## Defining Formal Formative Assessment

*formal*as meaning a planned opportunity for all students to share what they know and can do. These activities can take many forms, including homework assignments, exit tickets, and handouts. As an example, in one of the 6th grade math classes we observed, the teacher asked students to complete an exit ticket with the following task: Draw two shapes—one rectangle and one square—so that each has a perimeter of 12 units.

## Windows into Student Thinking

*how*students arrived at an answer, we can be more precise about our next instructional steps. For example, knowing that a student has incorrectly identified which of two fractions is larger is not as informative as knowing that the student only considered the denominators in making her decision (Wiliam, 2011). Only the latter information can help us know where to focus our time and efforts. The key is to create activities and ask questions that make students' thinking explicit.

## A Prescription for Feedback

*descriptive*and

*prescriptive*. A

*descriptive*comment, such as, "Good explanation. You are providing data as evidence to support your claim," lets the student know why something was correct or incorrect. A

*prescriptive*comment, for instance, "Do you have a claim? Where is your evidence? Provide some justification that supports your claim," helps the student know how to improve.

## Moving Forward with Instruction

*why*an answer is correct or incorrect than to provide only correct answers or to hand students their reviewed products without further discussion.

## Balancing Efficiency and Effectiveness

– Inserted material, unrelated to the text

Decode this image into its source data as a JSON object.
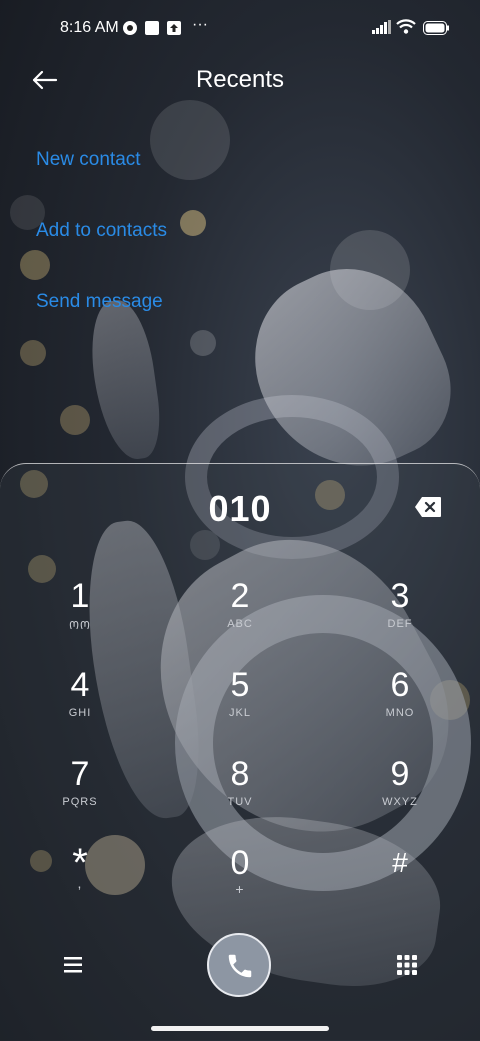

*When you administer formal formative assessments to get a sense of students' thinking, choose a few well-designed questions or prompts.*If you won't review all of the questions, there's no point in asking them. A few well-designed questions are better than many superficial ones. You will want to be able to quickly review students' work and identify their strengths and weakness.In our study, a middle school math teacher asked students to solve one multiplication problem: 2 1/9 × 11/16. The teacher selected this problem because it requires students to complete all the potential steps that might occur when multiplying mixed numbers, including converting a mixed number to a fraction and multiplying two-digit numbers in the numerators, as well arriving at a product that is an improper fraction and deciding what to do with an improper fraction that can only be reduced to a mixed number. With just this one question, she could very quickly see where students were getting hung up.*Briefly review the students' work to determine whether a number of class members made the same mistakes or displayed the same misunderstanding.*If all or almost all students made the same mistake, consider taking action the following day with the whole class by reteaching, modeling, or assigning a new or modified task. In our study, we found that in 92 percent of work samples in which all or almost all of the students missed the same question or questions, teachers left repetitive comments on the work. The teachers could have instead spent that time planning whole-class instruction targeted at the area of misunderstanding.